(Keep in mind that these rulings only apply to SB Tactical braces – and may be subject to state and local laws regardless
of federal statute. SB Tactical may be the only ones who have received approval from the ATF. If you have another brand brace doesn't have federal approval, it could become an issue for you.)
With the latest ruling from ATF in mind I finally ordered a brace from SB Tactical. I got their "SOB" brace, which works with AR and AK pistols. I also ordered SB's buffer tube. There are two standard diameter buffer tubes for the AR. The "mil-spec" tube has a 1.148" outside diameter. The "commercial" tube is 1.168" diameter. The SB tube has an outside diameter of 1.2" that creates a tighter fit between the tube and brace, preventing it from slipping or shifting position. They offer two different length tubes. The "OPNT" tube is 6.125" long, and the "STDT" tube is 8.3" long. This way you can get the length adjusted to what best fits your needs.
My AR pistol is great. It's lightweight, easy to handle to very accurate. It can be carried easily for travel. I split the upper and lower and it goes into my bag or suitcase. You can travel to other states without getting the approval from ATF as you would with a registered short barreled rifle – as long as the state/city you're traveling to doesn't restrict possession of AR type weapons. The SB brace completes the package; it's a perfect Personal Defense Weapon. (SB Tactical also offers braces for other pistols, such as the AK-type.)
It works great in the field. The one potential issue I have found during malfunction drills is with the Type IV, or case stuck in the chamber. To clear this you have to bang the stock against something solid, while pulling the charging handle to the rear. In order to get the force you need, make sure to hit the area of the brace where the extension tube is seated. The soft areas, where it clamps around the arm, don't provide enough resistance. The only thing I would change is that I should have ordered the FDE color to match the rest of the pistol.
Keep in mind, if you modify the brace in any way you're in trouble. I have a lanyard attached to the rear of the brace, but only on one side so it still functions as designed. If you use it specifically/exclusively as a stock to fire the pistol, you're in trouble. But occasional use, especially under duress, of the brace in the shoulder is not illegal. Like with any other weapon issues, it's your job to know what the laws are, and how they apply. Do not, at any time do anything illegal.
Tiger McKee is director of Shootrite Firearms Academy, located in northern Alabama.

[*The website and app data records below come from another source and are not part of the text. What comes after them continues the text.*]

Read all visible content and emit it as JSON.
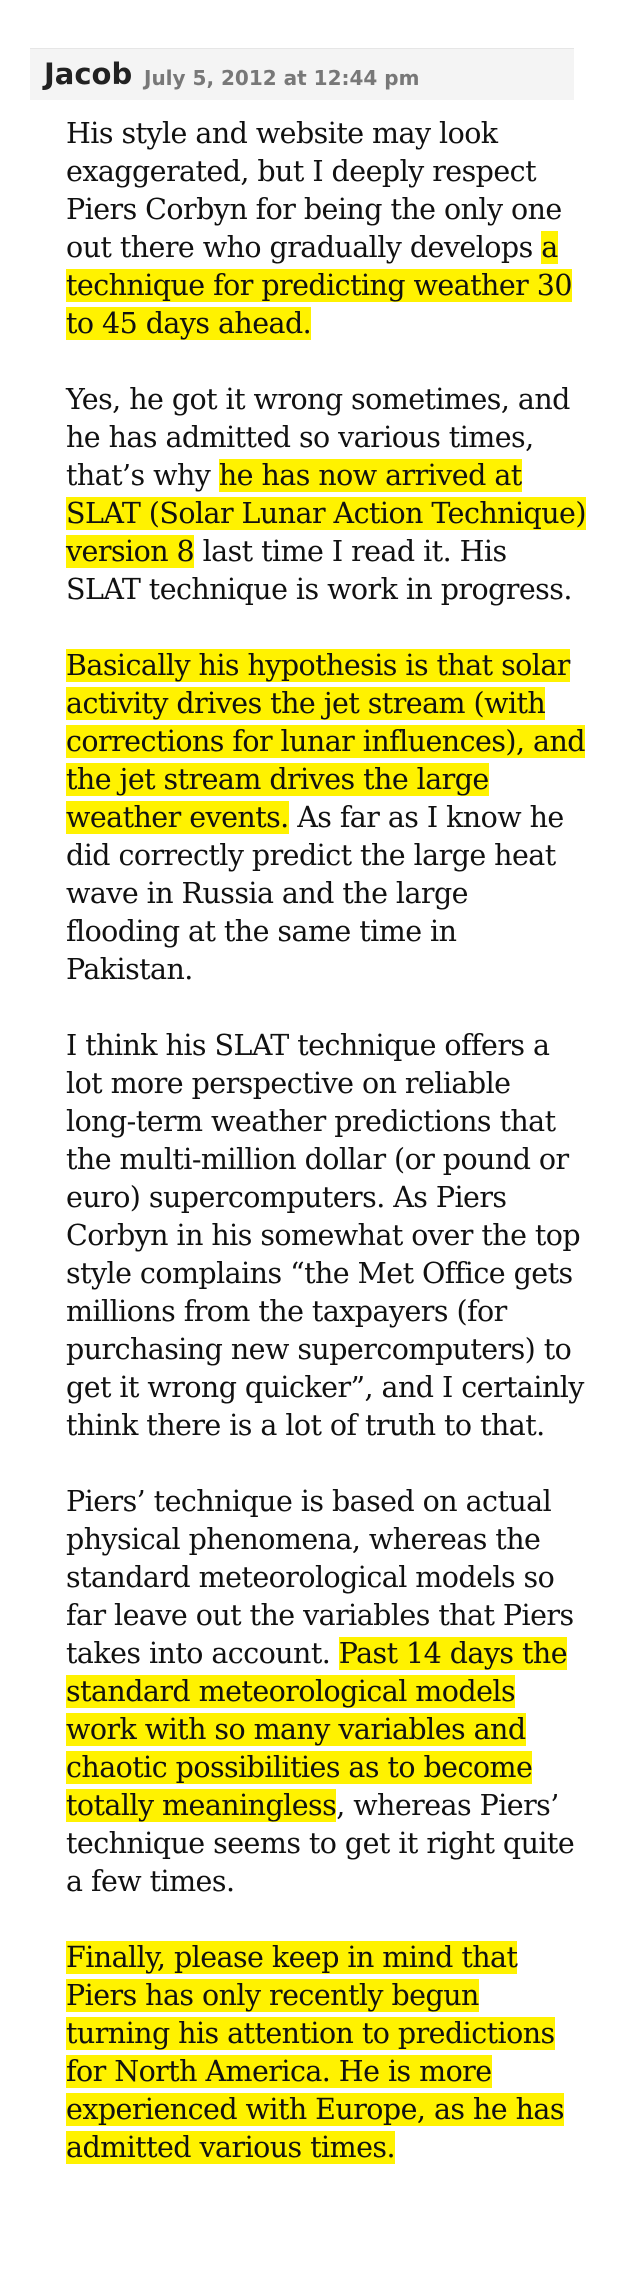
{
  "comment": {
    "author": "Jacob",
    "date": "July 5, 2012 at 12:44 pm",
    "highlight_color": "#fff200",
    "paragraphs": [
      [
        {
          "text": "His style and website may look exaggerated, but I deeply respect Piers Corbyn for being the only one out there who gradually develops ",
          "highlight": false
        },
        {
          "text": "a technique for predicting weather 30 to 45 days ahead.",
          "highlight": true
        }
      ],
      [
        {
          "text": "Yes, he got it wrong sometimes, and he has admitted so various times, that’s why ",
          "highlight": false
        },
        {
          "text": "he has now arrived at SLAT (Solar Lunar Action Technique) version 8",
          "highlight": true
        },
        {
          "text": " last time I read it. His SLAT technique is work in progress.",
          "highlight": false
        }
      ],
      [
        {
          "text": "Basically his hypothesis is that solar activity drives the jet stream (with corrections for lunar influences), and the jet stream drives the large weather events.",
          "highlight": true
        },
        {
          "text": " As far as I know he did correctly predict the large heat wave in Russia and the large flooding at the same time in Pakistan.",
          "highlight": false
        }
      ],
      [
        {
          "text": "I think his SLAT technique offers a lot more perspective on reliable long-term weather predictions that the multi-million dollar (or pound or euro) supercomputers. As Piers Corbyn in his somewhat over the top style complains “the Met Office gets millions from the taxpayers (for purchasing new supercomputers) to get it wrong quicker”, and I certainly think there is a lot of truth to that.",
          "highlight": false
        }
      ],
      [
        {
          "text": "Piers’ technique is based on actual physical phenomena, whereas the standard meteorological models so far leave out the variables that Piers takes into account. ",
          "highlight": false
        },
        {
          "text": "Past 14 days the standard meteorological models work with so many variables and chaotic possibilities as to become totally meaningless",
          "highlight": true
        },
        {
          "text": ", whereas Piers’ technique seems to get it right quite a few times.",
          "highlight": false
        }
      ],
      [
        {
          "text": "Finally, please keep in mind that Piers has only recently begun turning his attention to predictions for North America. He is more experienced with Europe, as he has admitted various times.",
          "highlight": true
        }
      ]
    ]
  }
}
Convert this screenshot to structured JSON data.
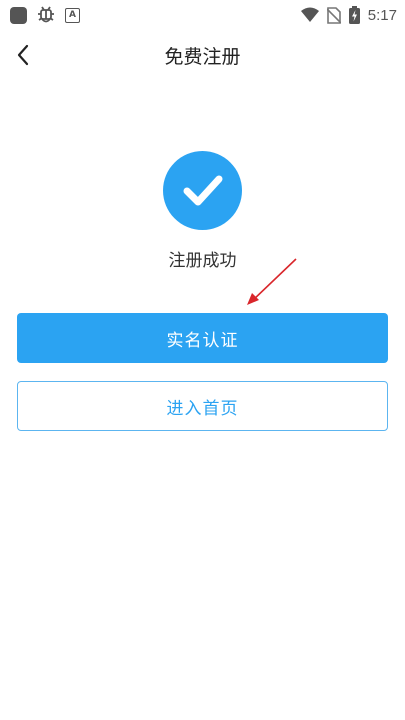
{
  "status_bar": {
    "time": "5:17",
    "left_icons": [
      "app-square-icon",
      "bug-icon",
      "a-box-icon"
    ],
    "right_icons": [
      "wifi-icon",
      "no-sim-icon",
      "battery-charging-icon"
    ]
  },
  "header": {
    "title": "免费注册",
    "back_icon": "chevron-left-icon"
  },
  "success": {
    "icon": "checkmark-icon",
    "text": "注册成功"
  },
  "buttons": {
    "verify_label": "实名认证",
    "home_label": "进入首页"
  },
  "colors": {
    "accent": "#2ba3f2",
    "annotation_arrow": "#d9262b"
  }
}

He is the author of "The Book of Two Guns" - http://shootrite.org/book/book.html writes for several firearms/tactical publications, and is featured on GunTalk's DVD, "Fighting With The 1911 - http://shootrite.org/dvd/dvd.html McKee's new book, AR-15 Skills and Drills, is available off Shootrite's website: http://shootrite.org/AR15SkillsBook/AR15SkillsBook.html